- **ACTIVITY**
Show the lines below where "header" occurs.

(Records from a dataset)

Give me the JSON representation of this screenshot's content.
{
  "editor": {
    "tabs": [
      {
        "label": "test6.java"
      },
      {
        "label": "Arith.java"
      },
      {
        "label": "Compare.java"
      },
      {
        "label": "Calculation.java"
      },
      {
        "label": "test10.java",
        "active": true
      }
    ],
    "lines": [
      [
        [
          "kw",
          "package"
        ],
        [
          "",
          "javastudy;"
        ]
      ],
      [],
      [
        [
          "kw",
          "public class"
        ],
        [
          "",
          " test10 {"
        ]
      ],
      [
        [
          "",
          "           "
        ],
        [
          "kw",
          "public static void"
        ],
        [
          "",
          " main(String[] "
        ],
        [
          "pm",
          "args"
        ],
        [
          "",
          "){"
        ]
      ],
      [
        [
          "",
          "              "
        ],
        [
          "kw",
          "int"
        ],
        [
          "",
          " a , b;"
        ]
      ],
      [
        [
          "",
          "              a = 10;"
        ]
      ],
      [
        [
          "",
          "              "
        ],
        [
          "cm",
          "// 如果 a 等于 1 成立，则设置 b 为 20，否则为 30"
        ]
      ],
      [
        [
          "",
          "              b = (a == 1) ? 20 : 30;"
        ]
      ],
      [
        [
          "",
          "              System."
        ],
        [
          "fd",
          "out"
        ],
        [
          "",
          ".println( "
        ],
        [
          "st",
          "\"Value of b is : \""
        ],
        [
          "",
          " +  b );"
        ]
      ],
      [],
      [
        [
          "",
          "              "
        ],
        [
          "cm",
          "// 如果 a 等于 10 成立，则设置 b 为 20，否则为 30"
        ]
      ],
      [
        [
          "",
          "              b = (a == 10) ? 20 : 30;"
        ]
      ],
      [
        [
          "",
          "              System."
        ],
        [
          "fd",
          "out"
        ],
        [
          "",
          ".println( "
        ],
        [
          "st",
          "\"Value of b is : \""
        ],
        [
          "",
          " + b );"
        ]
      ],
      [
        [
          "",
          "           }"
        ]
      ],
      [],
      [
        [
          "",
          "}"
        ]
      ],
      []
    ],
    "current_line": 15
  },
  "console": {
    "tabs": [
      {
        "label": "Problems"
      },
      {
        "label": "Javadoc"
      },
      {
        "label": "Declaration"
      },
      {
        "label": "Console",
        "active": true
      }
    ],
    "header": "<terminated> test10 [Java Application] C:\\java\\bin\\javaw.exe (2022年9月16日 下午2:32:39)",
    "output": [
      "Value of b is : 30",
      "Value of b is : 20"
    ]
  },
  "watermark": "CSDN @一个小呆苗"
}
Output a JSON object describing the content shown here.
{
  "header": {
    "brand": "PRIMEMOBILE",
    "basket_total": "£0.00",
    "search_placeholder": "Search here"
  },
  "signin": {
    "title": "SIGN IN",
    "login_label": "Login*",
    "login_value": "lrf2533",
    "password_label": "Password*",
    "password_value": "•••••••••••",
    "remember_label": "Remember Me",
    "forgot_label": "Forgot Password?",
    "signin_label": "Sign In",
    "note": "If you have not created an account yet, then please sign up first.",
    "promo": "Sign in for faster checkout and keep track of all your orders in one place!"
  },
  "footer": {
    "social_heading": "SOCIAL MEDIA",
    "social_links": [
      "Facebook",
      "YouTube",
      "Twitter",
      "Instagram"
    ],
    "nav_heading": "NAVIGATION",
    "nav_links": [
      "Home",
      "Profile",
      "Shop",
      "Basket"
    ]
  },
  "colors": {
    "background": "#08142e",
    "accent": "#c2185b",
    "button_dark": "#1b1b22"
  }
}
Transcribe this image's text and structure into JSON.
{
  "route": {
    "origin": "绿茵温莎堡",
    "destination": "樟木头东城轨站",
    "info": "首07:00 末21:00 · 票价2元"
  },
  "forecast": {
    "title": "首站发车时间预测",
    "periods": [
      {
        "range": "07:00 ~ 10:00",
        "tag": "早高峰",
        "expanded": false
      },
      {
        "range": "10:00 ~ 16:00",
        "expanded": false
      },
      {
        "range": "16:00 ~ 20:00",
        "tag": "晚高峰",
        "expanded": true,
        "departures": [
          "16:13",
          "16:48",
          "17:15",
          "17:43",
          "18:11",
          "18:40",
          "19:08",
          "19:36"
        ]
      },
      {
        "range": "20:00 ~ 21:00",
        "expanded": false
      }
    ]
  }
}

- **EXPECTED ANSWER**
    "header": "<terminated> test10 [Java Application] C:\\java\\bin\\javaw.exe (2022年9月16日 下午2:32:39)",
  "header": {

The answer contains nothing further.